> _Work task_:
Wherever a line in the records below contains "image", copy that line.

--------------------------------

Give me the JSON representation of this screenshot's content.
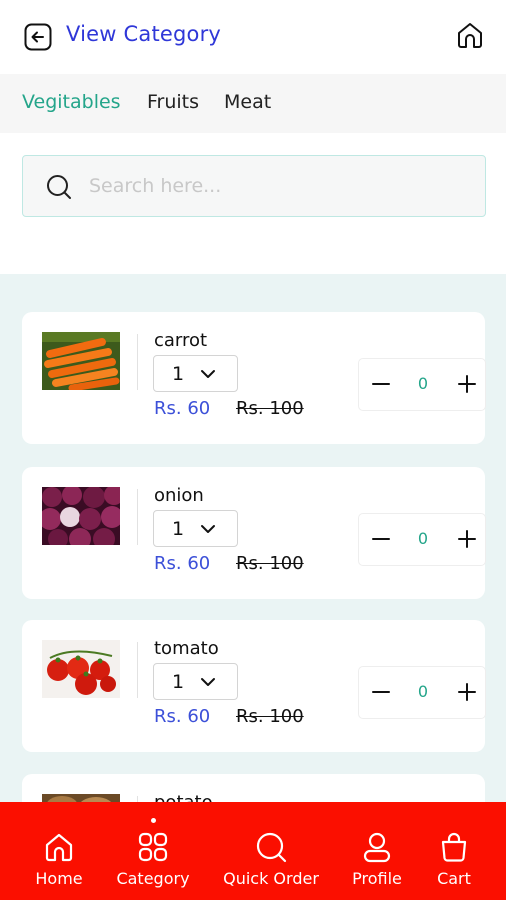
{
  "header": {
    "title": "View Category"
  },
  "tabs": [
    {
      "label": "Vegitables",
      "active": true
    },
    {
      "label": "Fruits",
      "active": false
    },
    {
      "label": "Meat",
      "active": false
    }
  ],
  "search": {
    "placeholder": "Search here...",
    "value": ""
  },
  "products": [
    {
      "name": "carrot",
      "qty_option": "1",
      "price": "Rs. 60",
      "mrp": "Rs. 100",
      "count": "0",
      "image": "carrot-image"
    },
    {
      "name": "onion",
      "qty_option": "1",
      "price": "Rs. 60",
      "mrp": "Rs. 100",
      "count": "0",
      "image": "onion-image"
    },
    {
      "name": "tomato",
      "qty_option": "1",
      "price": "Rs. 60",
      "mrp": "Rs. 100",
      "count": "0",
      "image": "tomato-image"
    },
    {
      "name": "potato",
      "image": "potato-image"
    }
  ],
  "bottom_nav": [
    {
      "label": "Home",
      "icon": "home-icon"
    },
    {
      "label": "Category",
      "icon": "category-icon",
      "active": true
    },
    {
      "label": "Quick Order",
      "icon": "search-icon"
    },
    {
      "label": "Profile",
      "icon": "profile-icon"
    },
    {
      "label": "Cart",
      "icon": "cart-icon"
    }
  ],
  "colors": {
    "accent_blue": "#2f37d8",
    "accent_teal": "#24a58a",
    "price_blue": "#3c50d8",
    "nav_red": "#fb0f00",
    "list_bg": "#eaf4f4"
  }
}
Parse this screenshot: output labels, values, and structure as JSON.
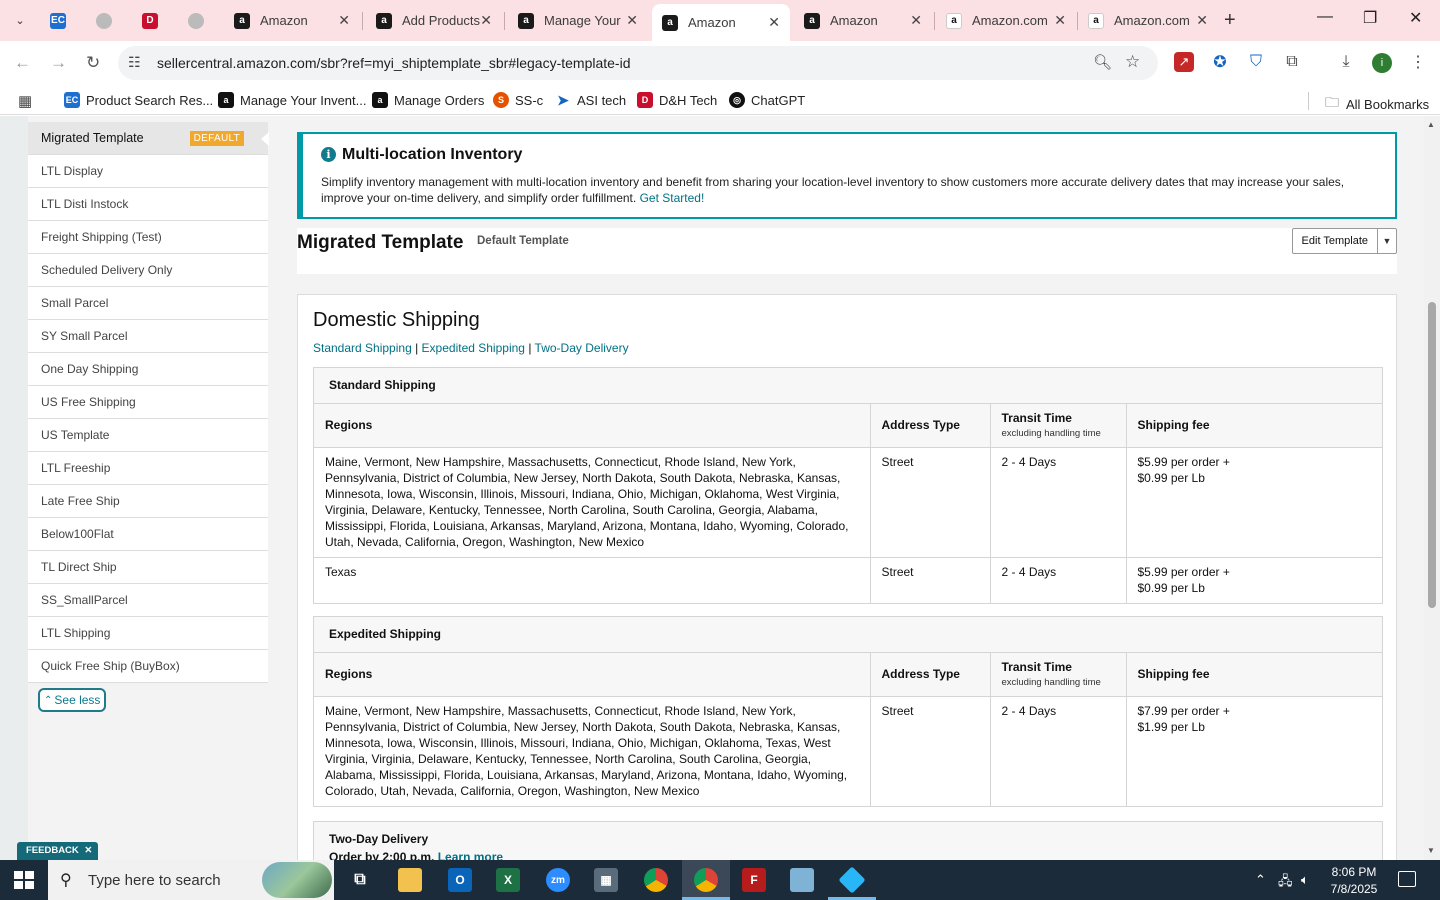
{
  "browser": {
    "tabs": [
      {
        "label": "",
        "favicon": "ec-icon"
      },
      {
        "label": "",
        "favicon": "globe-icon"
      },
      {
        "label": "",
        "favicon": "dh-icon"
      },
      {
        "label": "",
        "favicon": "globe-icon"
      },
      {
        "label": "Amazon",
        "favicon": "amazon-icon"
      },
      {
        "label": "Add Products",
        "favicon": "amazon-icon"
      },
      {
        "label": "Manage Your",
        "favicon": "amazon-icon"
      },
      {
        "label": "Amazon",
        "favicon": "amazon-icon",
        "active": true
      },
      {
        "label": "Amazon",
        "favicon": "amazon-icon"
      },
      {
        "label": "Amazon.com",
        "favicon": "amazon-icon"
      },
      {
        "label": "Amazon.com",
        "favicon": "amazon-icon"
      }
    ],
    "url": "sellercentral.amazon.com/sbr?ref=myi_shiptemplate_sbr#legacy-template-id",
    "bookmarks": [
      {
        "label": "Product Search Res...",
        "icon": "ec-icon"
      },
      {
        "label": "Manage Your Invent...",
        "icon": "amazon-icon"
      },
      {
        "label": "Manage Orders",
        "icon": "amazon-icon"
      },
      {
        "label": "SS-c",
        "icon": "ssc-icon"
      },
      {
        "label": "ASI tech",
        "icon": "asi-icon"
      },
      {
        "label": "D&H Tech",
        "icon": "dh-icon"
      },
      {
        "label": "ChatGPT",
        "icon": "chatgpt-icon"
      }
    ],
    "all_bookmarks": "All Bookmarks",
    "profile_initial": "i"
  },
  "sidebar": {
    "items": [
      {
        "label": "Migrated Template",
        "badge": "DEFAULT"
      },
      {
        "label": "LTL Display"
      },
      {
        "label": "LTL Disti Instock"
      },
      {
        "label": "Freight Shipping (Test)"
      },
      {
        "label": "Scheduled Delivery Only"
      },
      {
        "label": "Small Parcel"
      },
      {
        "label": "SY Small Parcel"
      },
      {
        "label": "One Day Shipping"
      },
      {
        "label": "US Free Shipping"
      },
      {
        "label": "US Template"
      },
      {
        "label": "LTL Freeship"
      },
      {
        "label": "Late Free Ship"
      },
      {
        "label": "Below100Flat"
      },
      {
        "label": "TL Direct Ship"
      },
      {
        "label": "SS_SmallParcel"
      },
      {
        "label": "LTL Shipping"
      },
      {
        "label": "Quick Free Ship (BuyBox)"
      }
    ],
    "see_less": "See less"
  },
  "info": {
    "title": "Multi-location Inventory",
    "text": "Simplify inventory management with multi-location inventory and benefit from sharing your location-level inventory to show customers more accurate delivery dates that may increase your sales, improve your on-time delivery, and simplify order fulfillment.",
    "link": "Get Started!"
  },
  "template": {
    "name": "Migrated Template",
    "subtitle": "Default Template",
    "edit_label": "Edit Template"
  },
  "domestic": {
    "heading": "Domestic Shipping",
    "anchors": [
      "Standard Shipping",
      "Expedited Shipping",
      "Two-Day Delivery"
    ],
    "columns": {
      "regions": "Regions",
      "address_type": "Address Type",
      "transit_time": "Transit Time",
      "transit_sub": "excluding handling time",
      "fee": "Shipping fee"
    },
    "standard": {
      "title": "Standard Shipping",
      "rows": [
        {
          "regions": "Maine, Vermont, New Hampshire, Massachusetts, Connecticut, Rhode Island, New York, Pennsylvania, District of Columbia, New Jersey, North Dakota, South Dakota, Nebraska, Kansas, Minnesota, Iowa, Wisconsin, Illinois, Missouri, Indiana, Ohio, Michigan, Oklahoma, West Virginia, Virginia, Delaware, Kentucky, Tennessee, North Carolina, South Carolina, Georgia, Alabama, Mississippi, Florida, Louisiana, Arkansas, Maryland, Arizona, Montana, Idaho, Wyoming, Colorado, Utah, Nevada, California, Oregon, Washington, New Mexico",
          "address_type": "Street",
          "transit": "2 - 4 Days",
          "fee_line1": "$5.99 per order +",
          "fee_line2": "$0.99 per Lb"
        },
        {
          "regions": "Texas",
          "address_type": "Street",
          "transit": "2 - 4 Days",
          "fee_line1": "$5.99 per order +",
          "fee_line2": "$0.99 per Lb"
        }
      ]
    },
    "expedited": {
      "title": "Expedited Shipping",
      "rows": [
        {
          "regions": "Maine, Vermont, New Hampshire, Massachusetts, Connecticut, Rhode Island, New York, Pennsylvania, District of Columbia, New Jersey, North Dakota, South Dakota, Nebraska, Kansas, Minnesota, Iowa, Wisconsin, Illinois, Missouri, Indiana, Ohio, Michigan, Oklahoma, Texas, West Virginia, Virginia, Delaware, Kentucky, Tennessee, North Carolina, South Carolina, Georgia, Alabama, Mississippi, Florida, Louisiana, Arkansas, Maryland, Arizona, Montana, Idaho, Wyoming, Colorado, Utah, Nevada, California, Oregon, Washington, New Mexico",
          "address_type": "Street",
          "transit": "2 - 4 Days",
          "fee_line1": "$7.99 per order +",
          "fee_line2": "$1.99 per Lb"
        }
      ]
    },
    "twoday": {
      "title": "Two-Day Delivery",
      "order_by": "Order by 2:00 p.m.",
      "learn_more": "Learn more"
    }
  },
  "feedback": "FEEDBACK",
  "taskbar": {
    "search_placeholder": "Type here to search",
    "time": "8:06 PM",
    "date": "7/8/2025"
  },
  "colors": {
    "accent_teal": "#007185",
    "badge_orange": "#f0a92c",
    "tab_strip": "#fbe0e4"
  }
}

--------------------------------

> _Answer area_:
      "image": "carrot-image"
      "image": "onion-image"
      "image": "tomato-image"
      "image": "potato-image"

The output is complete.